Or maybe not. Picasso: The Classical Period , a superb exhibition at C & M Arts, will act as an instantaneous restorative to anyone suffering from Picasso fatigue. It focuses on the artist’s neoclassical phase, which began with a trip to Rome in 1917 and lasted approximately seven years. The gallery mixes New York museum staples like MoMA’s Three Women at the Spring (1921) and the Met’s Woman in White (1923) with a few well-chosen works from antiquity.

The show is all about flow: Picasso partakes as an equal of the classical world’s rarefied calm. The paintings and drawings hold up well when placed side by side with something like the extraordinary Attic Black-Figure Hydria (515-510 B.C.) or a marble bust portraying the head of a veiled woman (fourth century B.C.). That’s pretty amazing.

There are numerous other Picassos of great beauty on view, including the ineffable and tender L’Entretien (1923) and the homoerotic Trois Baigneurs (1921), with its adroit contrasts of mass and line. Best of all is Bathers (1920), which pays homage to Egypt and Pompeii, while simultaneously partaking of a disquieting, decidedly modern artificiality. Would that it, too, were a New York museum staple. Do you think MoMA will peddle its cache of Warhols, Naumans and Richters in order to spring for it? I don’t think so, either.

Picasso: The Classical Period is at C & M Arts, 45 East 78th Street, until Dec. 6.

Incessant Frivolity

How much pleasure you derive from The Drawings of François Boucher , an exhibition at the Frick Collection, will likely depend on your taste for 18th-century French art. I have a hard time stomaching the stuff: All feathery rhythms and incessant frivolity, the Fragonard Room is the only gallery at the Frick I sprint through.

Boucher’s drawings are rescued from the extravagant superficiality typical of the period by the directness of the medium and a nuanced, knowing hand-Boucher’s command of the human form is never in doubt. Even so, the touch can get clumpy, particularly when he’s delineating darker values, and Boucher’s prized eroticism loses its spice when he plays to the crowd. Recumbent Female Nude (1742-43) never completely seduces, because showmanship upstages its risqué charms.

Not every artist has to plumb the depths of the soul, but there should be more to art than a mere pleasing facility. Only in The Purification (circa 1769-70) does Boucher summon more than a veneer of feeling and-not coincidentally-employ strong tonal accents to convincing pictorial effect.

The Drawings of François Boucher is at the Frick Collection, 1 East 70th Street, until Dec. 14.

Sublime Straitjacket

There isn’t a single bad painting in Hudson River School Visions: The Landscapes of Sanford R. Gifford , an exhibition at the Metropolitan Museum of Art, and there are a few masterworks as well.
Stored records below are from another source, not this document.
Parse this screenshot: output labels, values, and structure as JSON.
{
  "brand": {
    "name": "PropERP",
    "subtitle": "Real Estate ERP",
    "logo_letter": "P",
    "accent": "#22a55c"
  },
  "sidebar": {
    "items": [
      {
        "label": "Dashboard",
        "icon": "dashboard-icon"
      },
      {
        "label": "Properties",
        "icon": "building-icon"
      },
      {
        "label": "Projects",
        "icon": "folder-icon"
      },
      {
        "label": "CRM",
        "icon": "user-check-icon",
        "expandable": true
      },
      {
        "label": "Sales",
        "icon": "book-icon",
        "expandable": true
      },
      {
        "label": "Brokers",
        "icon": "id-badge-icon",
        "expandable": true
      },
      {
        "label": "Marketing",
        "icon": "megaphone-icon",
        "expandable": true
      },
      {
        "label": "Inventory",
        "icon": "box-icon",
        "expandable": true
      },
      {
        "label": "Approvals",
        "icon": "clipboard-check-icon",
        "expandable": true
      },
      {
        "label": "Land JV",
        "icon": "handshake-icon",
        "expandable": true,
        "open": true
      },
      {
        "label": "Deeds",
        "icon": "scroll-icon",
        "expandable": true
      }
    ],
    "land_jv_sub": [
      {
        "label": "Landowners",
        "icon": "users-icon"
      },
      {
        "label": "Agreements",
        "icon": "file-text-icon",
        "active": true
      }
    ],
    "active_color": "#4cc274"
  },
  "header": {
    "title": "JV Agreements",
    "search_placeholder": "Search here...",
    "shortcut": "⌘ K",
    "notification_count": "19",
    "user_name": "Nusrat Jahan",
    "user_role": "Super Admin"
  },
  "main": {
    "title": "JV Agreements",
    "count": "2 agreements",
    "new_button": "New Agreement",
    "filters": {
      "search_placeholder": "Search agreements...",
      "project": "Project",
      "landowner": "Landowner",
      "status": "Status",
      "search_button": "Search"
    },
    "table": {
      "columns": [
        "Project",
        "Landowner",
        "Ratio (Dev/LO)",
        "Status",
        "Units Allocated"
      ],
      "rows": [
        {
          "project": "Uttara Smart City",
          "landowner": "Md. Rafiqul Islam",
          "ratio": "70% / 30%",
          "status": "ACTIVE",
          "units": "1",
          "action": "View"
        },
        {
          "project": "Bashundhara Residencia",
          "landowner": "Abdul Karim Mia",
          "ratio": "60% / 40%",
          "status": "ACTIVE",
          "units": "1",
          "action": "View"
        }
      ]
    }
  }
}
The Wilderness (1860) is a stunning, all but impossible shifting of high, thin tonalities. The Marshes of the Hudson (1876) is a tour de force -just try pulling apart its seamless amalgam of unnamable colors. The almost monochrome An Indian Summer’s Day on the Hudson-Tappan Zee (1868) is like a summation of the Hudson River School’s virtues: dedication to the glories of nature, to light and, by extension, to America itself. (Gifford also painted scenes from his travels in Europe and the Middle East.)

Having said all that, by the time you reach the midpoint of the show, you’ll have had your fill of Sanford Gifford (1823-1880), who’s something of a one-trick pony. The sublime ultimately became his straitjacket: His mature response to the landscape never intensified or grew in pictorial invention. An exhibition of 70 paintings almost buries him; half that many would’ve been twice as kind.

Gifford deserves a good look. If he wasn’t John Frederick Kensett or George Inness-few painters are-he’s preferable to Frederic Church and Albert Bierstadt, not to mention a slew of lesser lights tangential to the Hudson River School. Long after this show is over, you’ll remember Gifford’s name, and when you bump into one of his paintings again, you’ll know exactly why you remembered.

Hudson River School Visions: The Landscapes of Sanford R. Gifford is at the Metropolitan Museum of Art, 1000 Fifth Avenue, until Feb. 8.

Currently Hanging